Fear mongering garners attention in the media, sells newsletters and usually sounds smart as it tends to appear critical compared to naive sheep blindly following the herd. But maybe we have it backwards? Maybe human beings are hardwired to avoid danger and so we see the potential for future hazards (both real and imagined) behind every rock. For me, it is usually not easy remaining optimistic on markets or many other things in life for that matter. It’s a frequent internal fight which I consistently work to overcome. I am guessing I am not alone here.
For those, like myself who need a little nudge in the direction of optimism, I have compiled a short list of reasons why the U.S. stock market could continue to rise. I am actively considering the below factors into my broad analysis among others.
· The Fed through easier monetary policy is actively trying to support growth.
· President Trump, who is seeking re-election is also doing all he can to promote growth.
· Fiscal policy is expanding – The annual U.S. budget deficit is expected to be over $1 trillion.
· Nominal rates in the U.S. are around 1.5-2.0% while inflation is also around 1.5-2.0% and unlikely to deviate much. Therefore, real yields are at 0%.
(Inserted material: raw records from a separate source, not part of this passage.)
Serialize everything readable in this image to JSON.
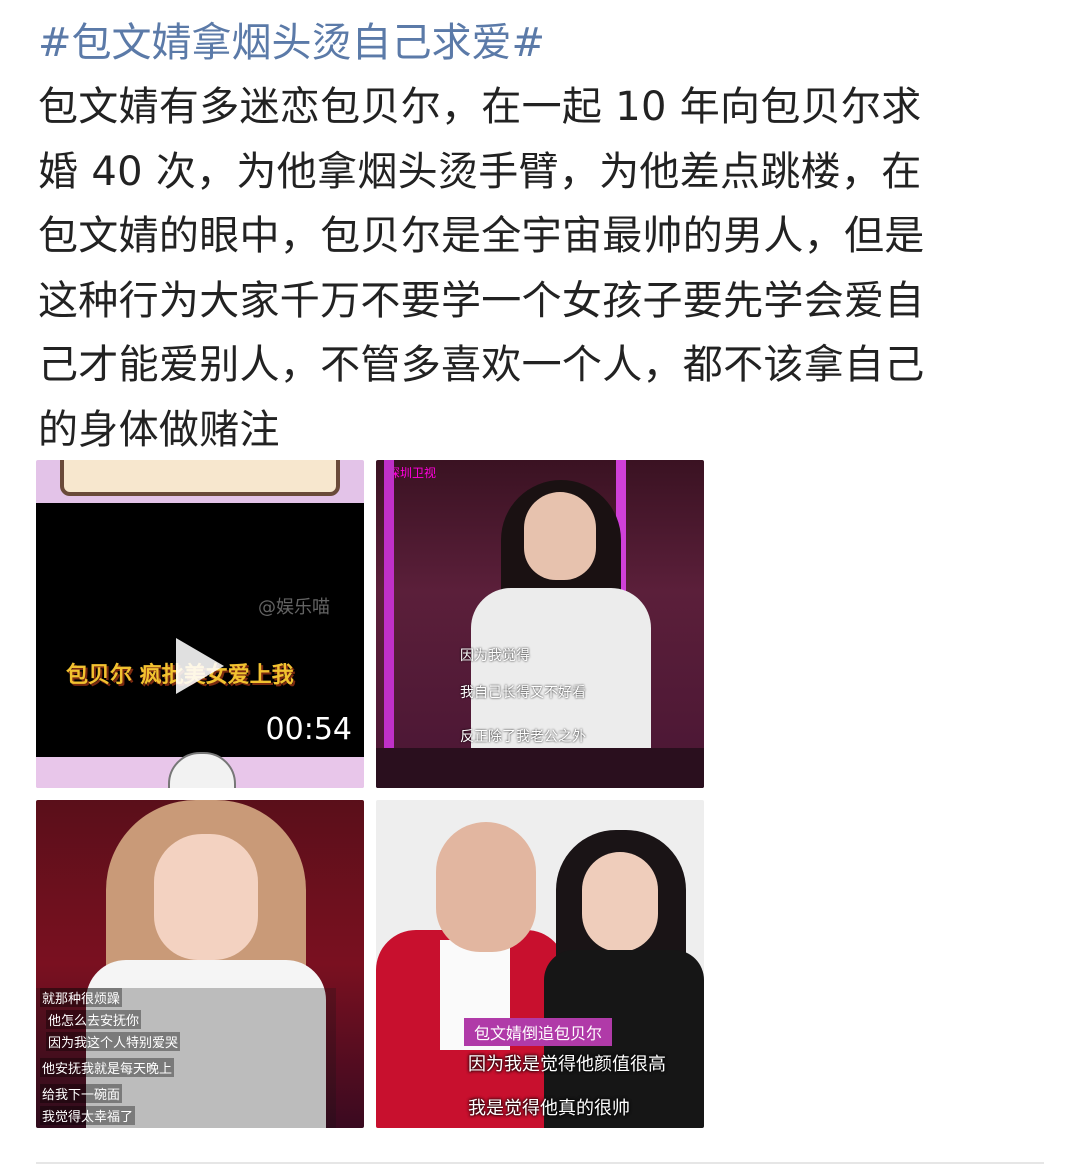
{
  "post": {
    "hashtag": "#包文婧拿烟头烫自己求爱#",
    "text": "包文婧有多迷恋包贝尔，在一起 10 年向包贝尔求\n婚 40 次，为他拿烟头烫手臂，为他差点跳楼，在\n包文婧的眼中，包贝尔是全宇宙最帅的男人，但是\n这种行为大家千万不要学一个女孩子要先学会爱自\n己才能爱别人，不管多喜欢一个人，都不该拿自己\n的身体做赌注"
  },
  "media": {
    "video": {
      "watermark": "@娱乐喵",
      "caption": "包贝尔 疯批美女爱上我",
      "duration": "00:54"
    },
    "photo2": {
      "logo": "深圳卫视",
      "subtitles": [
        "因为我觉得",
        "我自己长得又不好看",
        "反正除了我老公之外"
      ]
    },
    "photo3": {
      "subtitles": [
        "就那种很烦躁",
        "他怎么去安抚你",
        "因为我这个人特别爱哭",
        "他安抚我就是每天晚上",
        "给我下一碗面",
        "我觉得太幸福了"
      ]
    },
    "photo4": {
      "tag": "包文婧倒追包贝尔",
      "subtitles": [
        "因为我是觉得他颜值很高",
        "我是觉得他真的很帅"
      ]
    }
  }
}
· Interest rates are at historic lows which means capital allocation decisions based on low hurdle rates are in favor of risk takers.
· People in the U.S. are employed with steady to rising wages.
· According to Cumberland Advisors, the projected P/E ratio for U.S. stocks in 2020 which assumes a 6.5% gain in earnings per share from 2019, trades around 16.4 times earnings, which is very close to the 50 year average.
· Inverted Yield Curve – According the blog “Market Ear,” the U.S. stock market rises 75% of the time by an average of 8% over the subsequent six months once the 2yr vs 10yr yield curve inverts. (yes, I know not enough data points)
· The gap between the dividend yield on global equities and 10 year bond yields has now increased to 1%. So, not only is there inherent and unlimited potential upside in stock prices relative to bonds, but also the annual dividend payout for owning stocks makes them a viable alternative.
· Sentiment is negative – According to BNP Paribas Exane, U.S, equity funds have seen $150bln of outflows over the last six months – bull markets usually start, not end when sentiment is this depressed.
Update – Over the past week or so we have seen a significant back-up in yields after a monster bond market rally throughout July and August. I mostly view this as a healthy short term correction and have a hard time fundamentally making the case for persistently higher yields from here. Keep in mind on an unhedged currency basis, U.S. interest rates are significantly higher when compared to the rest of the developed world. According to NatWest Markets, Japan who knows their way around both zero and negative interest rates has recently been a large buyer of U.S. paper. Japan is one of the largest and most active investors in the U.S. bond market and produces demand from both the public and private sectors. From my experience, if Japan has wood to chop, they keep on chopping.
Justin Kobe, CFA
Founder, Portfolio Manager & Adviser
Pacificus Capital Management